Monday, November 30, 2009

Telling the Truth Through Children's Books

I was at my sister's graduation from medical school over twenty years ago, and the keynote speaker was an expert in children's literature. My sister graduated just fine, by the way. As she says, "I didn't trip or anything." Besides finding out that my sister graduated near the top of her class (apparently a well-guarded secret), I was convinced that children's literature is often ahead of the adults in providing cultural indicators and trends for our society.

I wonder if that speaker was Dr. Sandra Williams.

I was thinking of that speaker and what she had to say when I wondered how to describe government's interaction with the public. Jim Diers warns us not to confuse public apathy with alienation. I do encounter those who believe the worst in our government, applying sinister motive or applying various conspiracy theories. Distrust in government is rampant. I counter that the situation is worse than they think. No-one is in charge, and those running the show are no smarter than you and me. The injustices and failures that people see are not sinister, but accidental.

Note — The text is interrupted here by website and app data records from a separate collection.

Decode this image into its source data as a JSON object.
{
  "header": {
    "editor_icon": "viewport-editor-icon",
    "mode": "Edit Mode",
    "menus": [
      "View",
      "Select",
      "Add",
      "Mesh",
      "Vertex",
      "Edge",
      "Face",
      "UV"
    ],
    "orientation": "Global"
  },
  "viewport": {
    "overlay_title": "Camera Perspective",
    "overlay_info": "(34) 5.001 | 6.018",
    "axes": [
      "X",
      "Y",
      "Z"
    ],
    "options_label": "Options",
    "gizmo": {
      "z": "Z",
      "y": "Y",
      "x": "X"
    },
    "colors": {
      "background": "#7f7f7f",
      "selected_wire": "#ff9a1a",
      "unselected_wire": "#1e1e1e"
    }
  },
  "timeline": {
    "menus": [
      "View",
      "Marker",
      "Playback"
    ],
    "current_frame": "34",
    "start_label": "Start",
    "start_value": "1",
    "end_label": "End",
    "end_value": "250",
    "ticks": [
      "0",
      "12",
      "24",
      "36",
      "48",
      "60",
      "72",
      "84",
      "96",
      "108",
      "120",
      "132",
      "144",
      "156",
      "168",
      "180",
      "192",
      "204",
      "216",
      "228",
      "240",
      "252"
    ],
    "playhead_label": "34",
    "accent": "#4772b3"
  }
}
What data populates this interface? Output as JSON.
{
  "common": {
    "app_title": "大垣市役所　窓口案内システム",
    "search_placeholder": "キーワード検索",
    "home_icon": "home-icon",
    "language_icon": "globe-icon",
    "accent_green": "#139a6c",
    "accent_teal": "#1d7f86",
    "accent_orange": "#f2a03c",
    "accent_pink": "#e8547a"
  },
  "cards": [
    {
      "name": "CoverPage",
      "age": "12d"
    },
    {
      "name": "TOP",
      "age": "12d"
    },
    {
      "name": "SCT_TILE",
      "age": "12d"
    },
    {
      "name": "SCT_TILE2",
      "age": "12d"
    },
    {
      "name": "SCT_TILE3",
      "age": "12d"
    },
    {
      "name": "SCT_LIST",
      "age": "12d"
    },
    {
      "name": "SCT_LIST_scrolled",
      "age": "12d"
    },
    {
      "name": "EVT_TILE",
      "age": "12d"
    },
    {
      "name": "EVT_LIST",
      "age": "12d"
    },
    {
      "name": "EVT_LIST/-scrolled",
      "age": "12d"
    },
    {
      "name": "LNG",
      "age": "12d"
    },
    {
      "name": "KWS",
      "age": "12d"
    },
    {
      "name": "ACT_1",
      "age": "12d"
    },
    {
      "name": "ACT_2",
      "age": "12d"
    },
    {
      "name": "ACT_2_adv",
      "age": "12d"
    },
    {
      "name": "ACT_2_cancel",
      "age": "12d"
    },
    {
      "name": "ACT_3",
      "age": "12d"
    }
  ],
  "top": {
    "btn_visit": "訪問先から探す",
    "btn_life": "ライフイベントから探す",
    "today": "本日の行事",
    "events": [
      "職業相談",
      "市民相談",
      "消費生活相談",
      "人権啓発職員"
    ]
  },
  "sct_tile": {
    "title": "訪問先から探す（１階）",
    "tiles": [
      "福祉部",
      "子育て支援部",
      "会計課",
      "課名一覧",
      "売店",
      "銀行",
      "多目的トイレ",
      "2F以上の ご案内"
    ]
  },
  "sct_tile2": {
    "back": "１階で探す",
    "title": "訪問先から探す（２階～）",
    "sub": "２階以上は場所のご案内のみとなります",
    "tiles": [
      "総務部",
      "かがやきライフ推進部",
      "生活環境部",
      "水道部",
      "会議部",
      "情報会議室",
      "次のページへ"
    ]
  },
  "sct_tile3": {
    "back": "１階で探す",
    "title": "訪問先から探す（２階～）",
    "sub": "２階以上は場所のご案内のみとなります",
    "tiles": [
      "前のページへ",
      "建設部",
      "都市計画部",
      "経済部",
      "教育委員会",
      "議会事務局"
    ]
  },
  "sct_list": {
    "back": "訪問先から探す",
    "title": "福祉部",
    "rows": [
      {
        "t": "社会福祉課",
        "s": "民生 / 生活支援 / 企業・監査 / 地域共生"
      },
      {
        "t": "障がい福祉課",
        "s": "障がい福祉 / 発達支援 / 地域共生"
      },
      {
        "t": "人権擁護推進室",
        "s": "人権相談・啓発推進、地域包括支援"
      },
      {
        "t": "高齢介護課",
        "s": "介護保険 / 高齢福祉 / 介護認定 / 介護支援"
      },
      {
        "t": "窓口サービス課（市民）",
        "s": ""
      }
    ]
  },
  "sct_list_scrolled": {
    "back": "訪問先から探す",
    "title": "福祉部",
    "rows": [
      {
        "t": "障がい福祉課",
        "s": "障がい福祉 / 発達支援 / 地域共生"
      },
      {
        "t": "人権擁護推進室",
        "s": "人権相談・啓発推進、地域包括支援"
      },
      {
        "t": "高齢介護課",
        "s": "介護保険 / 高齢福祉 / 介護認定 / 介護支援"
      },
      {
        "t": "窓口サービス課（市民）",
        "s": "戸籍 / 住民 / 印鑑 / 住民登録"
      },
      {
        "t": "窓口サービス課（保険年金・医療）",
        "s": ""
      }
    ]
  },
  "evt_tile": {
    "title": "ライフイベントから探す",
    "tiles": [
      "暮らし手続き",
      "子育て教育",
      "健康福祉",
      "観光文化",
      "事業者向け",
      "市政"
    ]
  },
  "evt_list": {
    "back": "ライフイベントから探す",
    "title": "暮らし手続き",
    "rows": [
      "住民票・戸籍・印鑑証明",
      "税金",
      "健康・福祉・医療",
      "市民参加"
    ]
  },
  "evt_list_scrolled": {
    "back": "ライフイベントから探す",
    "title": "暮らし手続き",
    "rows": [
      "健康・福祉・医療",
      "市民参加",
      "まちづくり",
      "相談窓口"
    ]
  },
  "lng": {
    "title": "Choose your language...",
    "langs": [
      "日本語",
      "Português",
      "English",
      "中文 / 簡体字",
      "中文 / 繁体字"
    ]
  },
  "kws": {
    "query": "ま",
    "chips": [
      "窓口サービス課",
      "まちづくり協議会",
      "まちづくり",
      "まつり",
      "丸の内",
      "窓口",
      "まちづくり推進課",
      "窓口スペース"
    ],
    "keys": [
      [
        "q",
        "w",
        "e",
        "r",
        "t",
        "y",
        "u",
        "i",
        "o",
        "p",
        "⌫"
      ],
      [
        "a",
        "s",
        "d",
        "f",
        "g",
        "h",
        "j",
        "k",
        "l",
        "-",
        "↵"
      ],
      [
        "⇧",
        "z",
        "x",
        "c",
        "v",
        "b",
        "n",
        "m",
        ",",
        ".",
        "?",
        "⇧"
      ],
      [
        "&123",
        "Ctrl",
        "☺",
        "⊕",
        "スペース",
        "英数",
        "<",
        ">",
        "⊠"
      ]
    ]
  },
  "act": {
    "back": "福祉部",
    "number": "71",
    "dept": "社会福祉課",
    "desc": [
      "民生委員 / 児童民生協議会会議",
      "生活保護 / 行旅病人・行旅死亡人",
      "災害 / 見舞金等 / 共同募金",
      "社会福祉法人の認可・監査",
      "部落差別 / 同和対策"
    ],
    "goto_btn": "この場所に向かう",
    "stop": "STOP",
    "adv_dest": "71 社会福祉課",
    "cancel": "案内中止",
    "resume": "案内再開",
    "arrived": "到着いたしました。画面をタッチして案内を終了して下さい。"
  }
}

I envision an entity built so large, it has forgotten it's purpose.

Which brings me to a children's story, "Jonathan Cleaned Up - Then He Heard a Sound" by Robert Munch. You can hear the story by following the link. In the story, City Hall makes a mistake and runs the final subway stop through Jonathan's living room. Jon marches down to city hall and runs in to various officials - and the computer - to try and solve the problem. He discovers the whole show is being run by a lone little man behind the computer. "Don't tell the Mayor the computer is broken. He spent ten million dollars for it." Jonathan solves his problem by applying a little blackberry jam.

There are so many truths in this little tale, I don't want to ruin it by explaining them all. I do think the story does hint at where the solution lies. We have to snoop around and acknowledge what we see as the truth. Something this big won't be fixed right away, but individual heroes can fix what they see. We have to find ways to make big government small - not by literal downsizing - that little man was mighty lonely and mighty hungry - but by bringing the services closer to the people.